Up Learn – A Level Chemistry (aqa) – Organic Synthesis
Map of Organic Synthesis: Part 1
Outlining half of the organic reactions you’ll learn in Y13
Here, we have all the reactions we looked at in year 12
Now, when we studied the production of amines from halogenoalkanes [zoom in on this rxn and remove everything else so there’s more space]
We saw that we add excess ammonia so that we produce amines like this [show methylamine, ethylamine and propylamine]
These are all primary amines
So, we can change amine here to primary amine. [1o amine]
Next, we saw another method to produce primary amines
We saw that we can reduce a nitrile to primary amine using…
We can reduce a nitrile to a primary amine using hydrogen gas and a metal catalyst like nickel.
Next, we saw that if we react a primary amine with excess halogenoalkane, we can produce… [add a new dashed arrow from 1o amine w/ excess halogenoalkane] [This is all AMN3 stuff]
Primary amines have a lone pair of electrons [Show ethylamine w/ lone pair on nitrogen]
So, in excess halogenoalkane, a primary amine can undergo a nucleophilic substitution reaction to produce a secondary amine. [add nucleophilic substitution to arrow]
Then, these secondary amines also have a lone pair of electrons
So, this secondary amine can undergo a nucleophilic substitution reaction with the halogenoalkane to form a tertiary amine.
And finally, tertiary amines also have a lone pair
So, this tertiary amine can undergo a nucleophilic substitution reaction with the halogenoalkane to form a quaternary ammonium salt.
And so, we can add all of these reactions to our synthesis diagram like this [zoom back out and add the 1o amine – – > 2o amine etc. bit]
Next, we saw that primary amines can form secondary amides
For this reaction, we can react a primary amine with…

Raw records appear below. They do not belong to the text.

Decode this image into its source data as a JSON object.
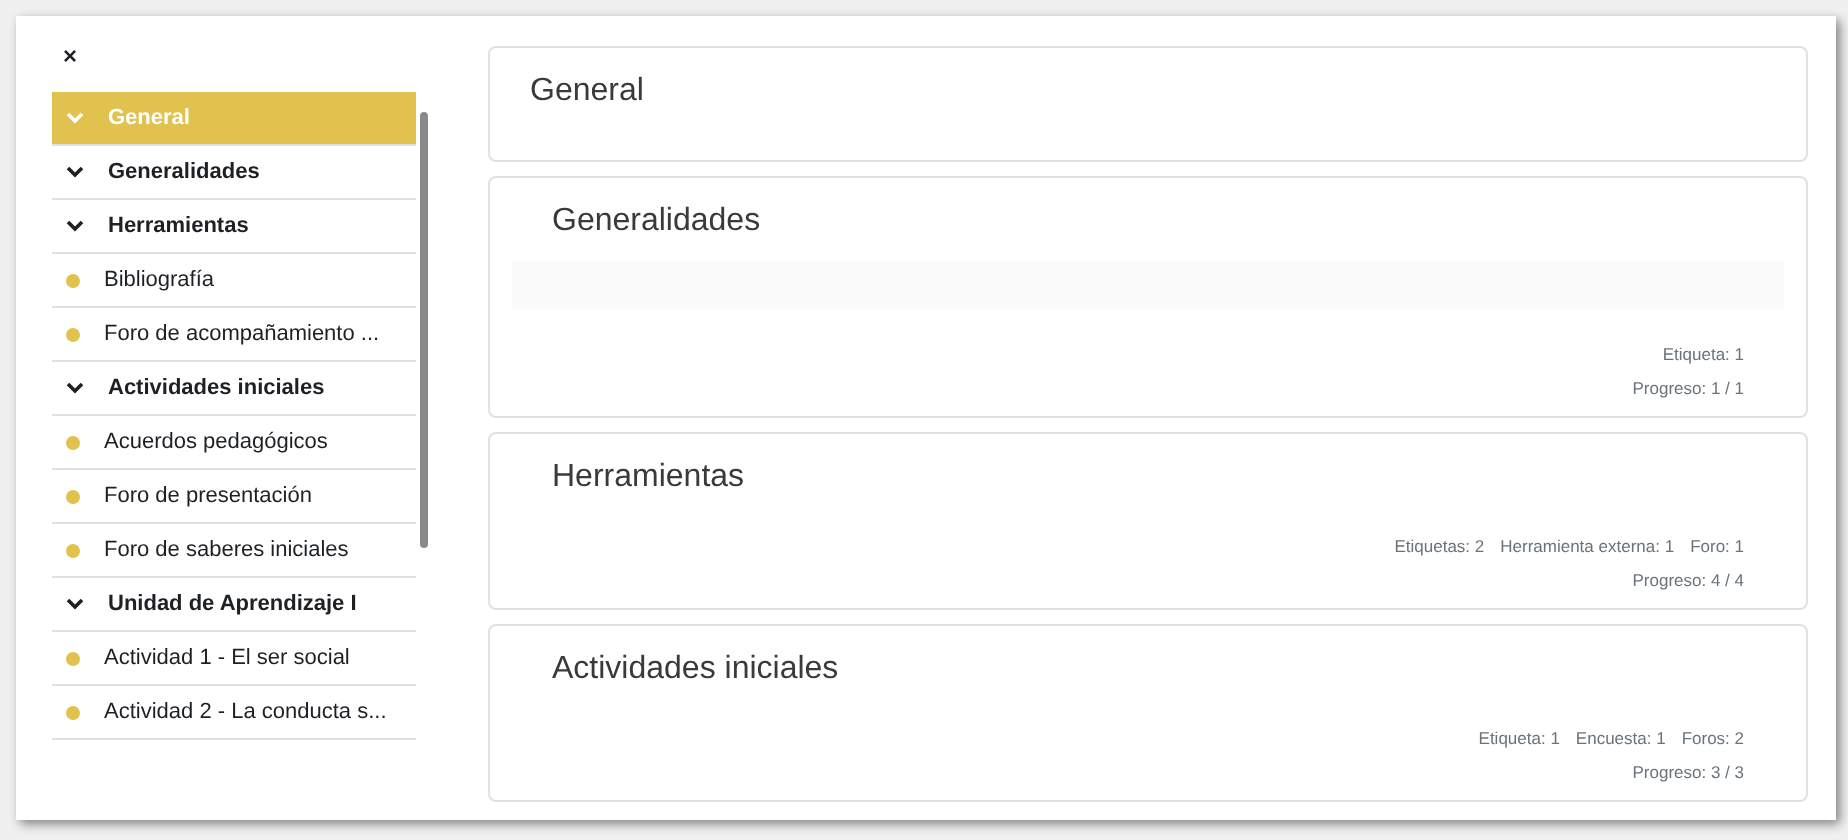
{
  "sidebar": {
    "close": "×",
    "items": [
      {
        "kind": "section",
        "label": "General",
        "selected": true
      },
      {
        "kind": "section",
        "label": "Generalidades",
        "selected": false
      },
      {
        "kind": "section",
        "label": "Herramientas",
        "selected": false
      },
      {
        "kind": "activity",
        "label": "Bibliografía",
        "selected": false
      },
      {
        "kind": "activity",
        "label": "Foro de acompañamiento ...",
        "selected": false
      },
      {
        "kind": "section",
        "label": "Actividades iniciales",
        "selected": false
      },
      {
        "kind": "activity",
        "label": "Acuerdos pedagógicos",
        "selected": false
      },
      {
        "kind": "activity",
        "label": "Foro de presentación",
        "selected": false
      },
      {
        "kind": "activity",
        "label": "Foro de saberes iniciales",
        "selected": false
      },
      {
        "kind": "section",
        "label": "Unidad de Aprendizaje I",
        "selected": false
      },
      {
        "kind": "activity",
        "label": "Actividad 1 - El ser social",
        "selected": false
      },
      {
        "kind": "activity",
        "label": "Actividad 2 - La conducta s...",
        "selected": false
      }
    ]
  },
  "sections": [
    {
      "title": "General"
    },
    {
      "title": "Generalidades",
      "summary": true,
      "counts": [
        "Etiqueta: 1"
      ],
      "progress": "Progreso: 1 / 1"
    },
    {
      "title": "Herramientas",
      "summary": false,
      "counts": [
        "Etiquetas: 2",
        "Herramienta externa: 1",
        "Foro: 1"
      ],
      "progress": "Progreso: 4 / 4"
    },
    {
      "title": "Actividades iniciales",
      "summary": false,
      "counts": [
        "Etiqueta: 1",
        "Encuesta: 1",
        "Foros: 2"
      ],
      "progress": "Progreso: 3 / 3"
    }
  ]
}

To form a secondary amide, we can react a primary amine with either an acyl chloride or an acid anhydride [add acyl chloride / acid anhydride below and add both arrows towards 2o amide]
And the two react via a…
To form a secondary amide, a primary amine reacts with either an acyl chloride or acid anhydride via a nucleophilic addition / elimination reaction.
And finally, when we react an acyl chloride or acid anhydride with ammonia…
When we react an acyl chloride or acid anhydride with ammonia, they undergo a nucleophilic addition elimination reaction to form a primary amide!
To sum up, our diagram for organic synthesis so far…
Our diagram for organic synthesis so far looks like this